Other Names: lungru, khasrod, vegetable fern, fiddlehead fern
With the first splash of rain, mountain folk in the western Himalayas gear up for a short but rewarding season of foraging and dining on young fronds of a wild edible fern they call linguda. A cousin of the more famous “fiddlehead” fern Matteuccia struthiopteris, linguda or Diplazium maximum also resembles the scrolled head of a violin, wound up tight like a coiled spring. Vibrant green, and sometimes covered in brown, papery skin that can easily be rubbed or washed off, this tasty and nutritious vegetable is well-worth foraging.
Why is it healthy?

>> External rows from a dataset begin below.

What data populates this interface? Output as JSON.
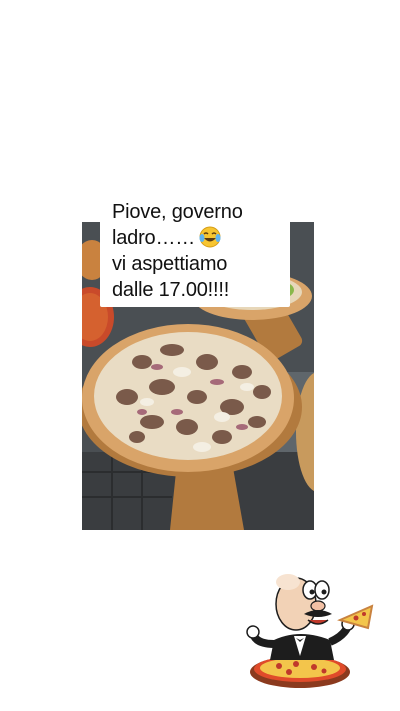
{
  "post": {
    "caption_lines": [
      "Piove, governo",
      "ladro……",
      "vi aspettiamo",
      "dalle 17.00!!!!"
    ],
    "emoji": "laughing-crying-emoji"
  },
  "colors": {
    "background": "#ffffff",
    "caption_text": "#111111",
    "pizza_crust": "#d9a469",
    "wood_peel": "#b27a3e"
  },
  "icons": {
    "mascot": "pizza-chef-mascot-icon",
    "emoji": "laughing-crying-emoji-icon"
  }
}
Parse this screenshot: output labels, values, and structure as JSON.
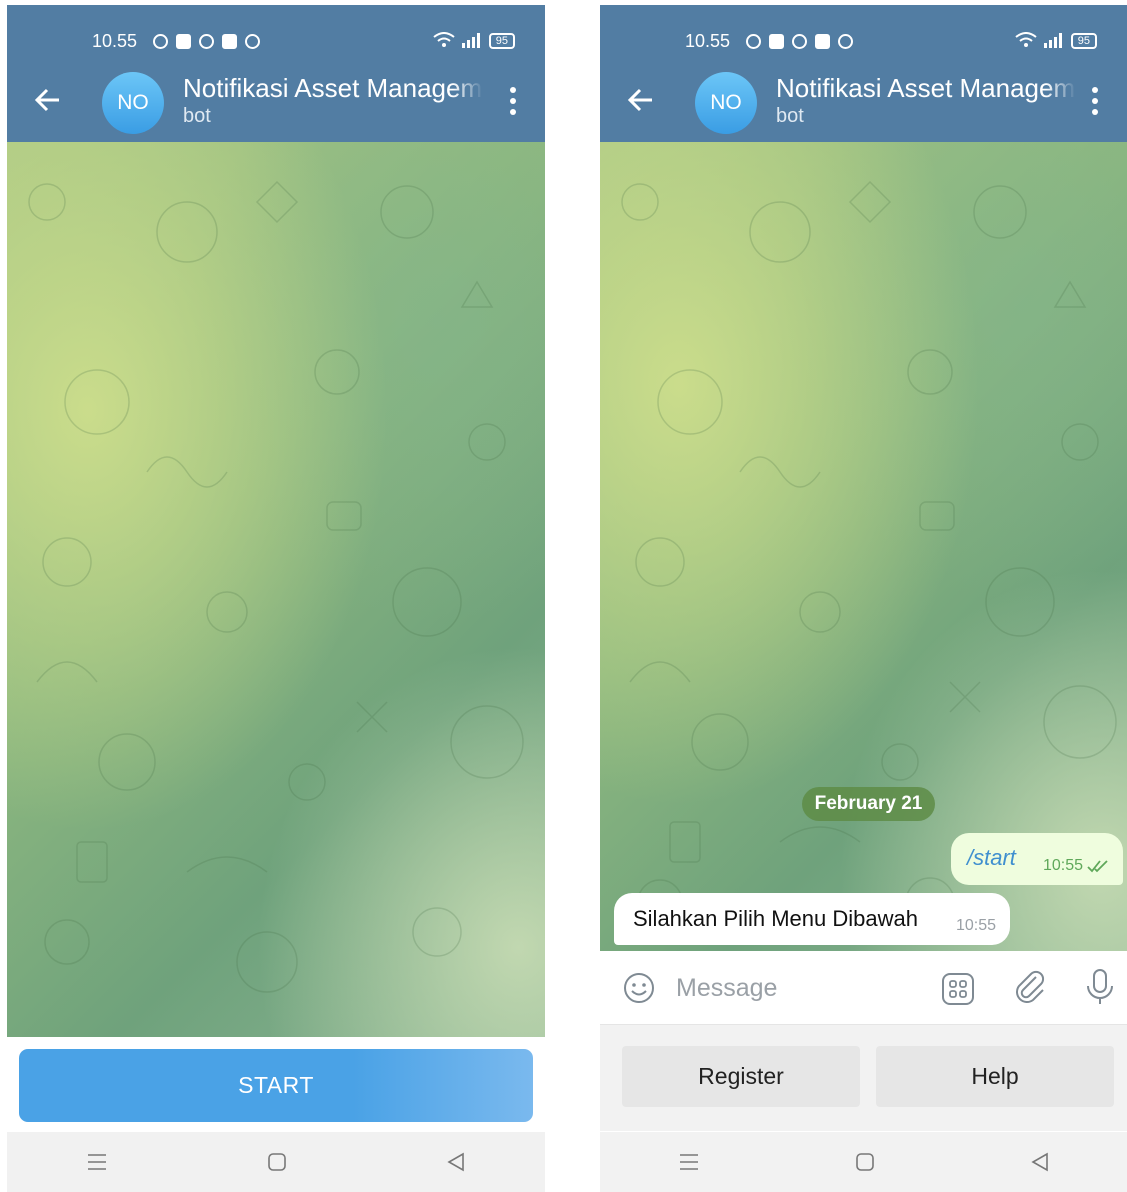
{
  "status_bar": {
    "time": "10.55",
    "battery": "95"
  },
  "chat_header": {
    "avatar_initials": "NO",
    "title": "Notifikasi Asset Management",
    "subtitle": "bot"
  },
  "left_screen": {
    "start_label": "START"
  },
  "right_screen": {
    "date_divider": "February 21",
    "messages": [
      {
        "direction": "outgoing",
        "text": "/start",
        "time": "10:55",
        "status": "read"
      },
      {
        "direction": "incoming",
        "text": "Silahkan Pilih Menu Dibawah",
        "time": "10:55"
      }
    ],
    "input": {
      "placeholder": "Message"
    },
    "keyboard_buttons": [
      "Register",
      "Help"
    ]
  },
  "icons": [
    "back-arrow-icon",
    "more-vertical-icon",
    "emoji-icon",
    "bot-commands-icon",
    "attach-icon",
    "mic-icon",
    "double-check-icon",
    "nav-menu-icon",
    "nav-home-icon",
    "nav-back-icon"
  ],
  "colors": {
    "header": "#527da3",
    "start_button": "#4aa2e6",
    "outgoing_bubble": "#effdde",
    "date_pill": "#5e8c46"
  }
}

Linguda fronds are rich in fiber, antioxidants, minerals such as potassium and phosphorus, and an omega-6 fatty acid that promotes cardiovascular health. Studies indicate that the fern’s amino acid profile is comparable to spinach and button mushrooms — and even potentially superior.
What does it taste like?
It’s the young, uncoiled fronds that you want to eat. Expect vegetal notes and textures that are a cross between green beans and broccoli. Once cooked, the fronds acquire a sweetness similar to asparagus.
Where does it grow?
Linguda is one of the lesser-known fern species of the western Himalayas, and is found particularly in the states of Himachal Pradesh and Uttarakhand in India. Edible fronds emerge only during the rainy season in moisture-rich, low-salt regions at higher altitudes.
How do I prepare it and what do I pair it with?
Linguda has a very short shelf life, so it’s best collected oneself wherever it grows wild, or purchased fresh from a local store in those regions. Clean the ferns well under running water. Since they have a subtle flavor, don’t “fiddle” too much with them in terms of cooking. Quick sautéing, roasting, steaming, and even just boiling works. Sprinkle some salt or seasoning of your choice and enjoy with a simple condiment. Or add cooked fronds to salads with a soy dressing. In Himachal, ferns are prized catch, so locals prefer to preserve them in a mustard oil pickle.
Ferns are older than dinosaurs by over a hundred million years! In the Himachal region, ferns are present in fossils recorded from the time before flowering plants existed.